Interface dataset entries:
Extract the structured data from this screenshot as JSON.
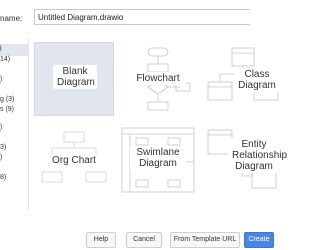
{
  "header": {
    "filename_label": "name:",
    "filename_value": "Untitled Diagram.drawio"
  },
  "sidebar": {
    "items": [
      {
        "label": "l"
      },
      {
        "label": "14)"
      },
      {
        "label": ")"
      },
      {
        "label": "g (3)"
      },
      {
        "label": "s (9)"
      },
      {
        "label": ")"
      },
      {
        "label": "3)"
      },
      {
        "label": ")"
      },
      {
        "label": "8)"
      }
    ]
  },
  "templates": [
    {
      "label": "Blank\nDiagram",
      "selected": true
    },
    {
      "label": "Flowchart"
    },
    {
      "label": "Class\nDiagram"
    },
    {
      "label": "Org Chart"
    },
    {
      "label": "Swimlane\nDiagram"
    },
    {
      "label": "Entity\nRelationship\nDiagram"
    }
  ],
  "footer": {
    "help_label": "Help",
    "cancel_label": "Cancel",
    "template_url_label": "From Template URL",
    "create_label": "Create"
  },
  "colors": {
    "selection": "#e1e6ee",
    "primary": "#4a86e8"
  }
}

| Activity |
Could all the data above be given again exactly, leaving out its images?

| Written solution |
Extract the structured data from this screenshot as JSON.
{
  "header": {
    "filename_label": "name:",
    "filename_value": "Untitled Diagram.drawio"
  },
  "sidebar": {
    "items": [
      {
        "label": "l"
      },
      {
        "label": "14)"
      },
      {
        "label": ")"
      },
      {
        "label": "g (3)"
      },
      {
        "label": "s (9)"
      },
      {
        "label": ")"
      },
      {
        "label": "3)"
      },
      {
        "label": ")"
      },
      {
        "label": "8)"
      }
    ]
  },
  "templates": [
    {
      "label": "Blank\nDiagram",
      "selected": true
    },
    {
      "label": "Flowchart"
    },
    {
      "label": "Class\nDiagram"
    },
    {
      "label": "Org Chart"
    },
    {
      "label": "Swimlane\nDiagram"
    },
    {
      "label": "Entity\nRelationship\nDiagram"
    }
  ],
  "footer": {
    "help_label": "Help",
    "cancel_label": "Cancel",
    "template_url_label": "From Template URL",
    "create_label": "Create"
  },
  "colors": {
    "selection": "#e1e6ee",
    "primary": "#4a86e8"
  }
}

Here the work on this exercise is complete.